Multnomah County wasn’t even ready to start recruiting homeowners for a pilot project seeking hosts for homeless families to live in county-built tiny homes on their property when the inquiries started pouring in. A Willamette Week story and other coverage prompted 1,000 homeowners to contact the county’s Idea Lab asking to be considered for the program.
The strong response from homeowners offering to be part of the solution stands as one of the few bright spots in a housing crisis that has sown deep dissent among neighbors, businesses and elected leaders about how best to address it. While the idea lab is working with only four homeowners for its pilot project, the widespread interest suggests that if the project is successful, the county could deploy tiny homes, otherwise known as “accessory dwelling units,” on a much broader scale.
That is, provided the city of Portland removes barriers that could delay or discourage tiny-home development.
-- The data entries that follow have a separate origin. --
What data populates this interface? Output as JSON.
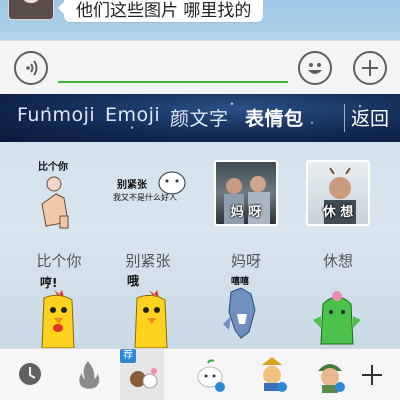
{
  "chat": {
    "message_text": "他们这些图片 哪里找的"
  },
  "input_bar": {
    "voice_icon": "voice-icon",
    "text_value": "",
    "emoji_icon": "emoji-face-icon",
    "more_icon": "plus-icon"
  },
  "sticker_panel": {
    "tabs": [
      {
        "label": "Funmoji"
      },
      {
        "label": "Emoji"
      },
      {
        "label": "颜文字"
      },
      {
        "label": "表情包"
      }
    ],
    "active_tab": "表情包",
    "back_label": "返回",
    "stickers": [
      {
        "label": "比个你",
        "caption": "比个你"
      },
      {
        "label": "别紧张",
        "caption": "别紧张",
        "subcaption": "我又不是什么好人"
      },
      {
        "label": "妈呀",
        "caption": "妈 呀"
      },
      {
        "label": "休想",
        "caption": "休 想"
      },
      {
        "caption": "哼!"
      },
      {
        "caption": "哦"
      },
      {
        "caption": "嘻嘻"
      },
      {
        "caption": ""
      }
    ],
    "bottom_items": [
      {
        "icon": "clock-icon"
      },
      {
        "icon": "fire-icon"
      },
      {
        "icon": "bear-sticker-pack-icon",
        "badge": "荐"
      },
      {
        "icon": "bun-sticker-pack-icon"
      },
      {
        "icon": "character-sticker-pack-icon"
      },
      {
        "icon": "soldier-sticker-pack-icon"
      },
      {
        "icon": "plus-icon"
      }
    ]
  },
  "colors": {
    "accent_green": "#45b537",
    "tab_bar_bg": "#132a55",
    "badge_blue": "#2b87d8"
  }
}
As The Oregonian/OregonLive’s Molly Harbarger reported, the county eliminated many homeowners’ sites from consideration due in part to their conflicts with Portland’s tree code, which regulates the preservation, protection and removal of trees during development. While the county had a long list of criteria for selecting the best candidates, the tree code was one factor “that came into play for many, many sites,” said Idea Lab Director Mary Li. Similarly, Kol Peterson, an ADU consultant, said navigating tree code requirements – such as a tree’s location on a site and how much room to leave for its root structure — is a common problem for homeowners seeking to add an ADU. While solvable, they can pose an unexpected and significant expense.
That’s why the city should take the time now to review the code and work with developers and housing advocates to iron out solutions to keep tiny-home construction as economical as possible. That could include expanding exemptions for affordable housing commitments, lowering tree-removal fees that can total thousands of dollars or loosening other site-development restrictions to allow trees and ADUs to co-exist. The city, now in its third year of a declared housing emergency, needs to evaluate how its development requirements align with goals of increasing density and boosting the supply of housing at affordable prices. Unfortunately, as we wrote last month about proposed new rules for neighborhood development, the city too often adopts contradictory policies that only ensure the housing emergency will persist for a fourth year — and beyond.
It remains to be seen how the county’s pilot project, still in its earliest stages, will fare. And ADUs alone won’t bring the tens of thousands of units that the housing market needs. But even now, months after the county stopped taking homeowners’ names, people continue to contact the county, Li told The Oregonian/OregonLive Editorial Board.
Such enthusiasm shows how easily an idea like this can take root. Portland should do a better job of preparing the soil.
— The Oregonian/OregonLive,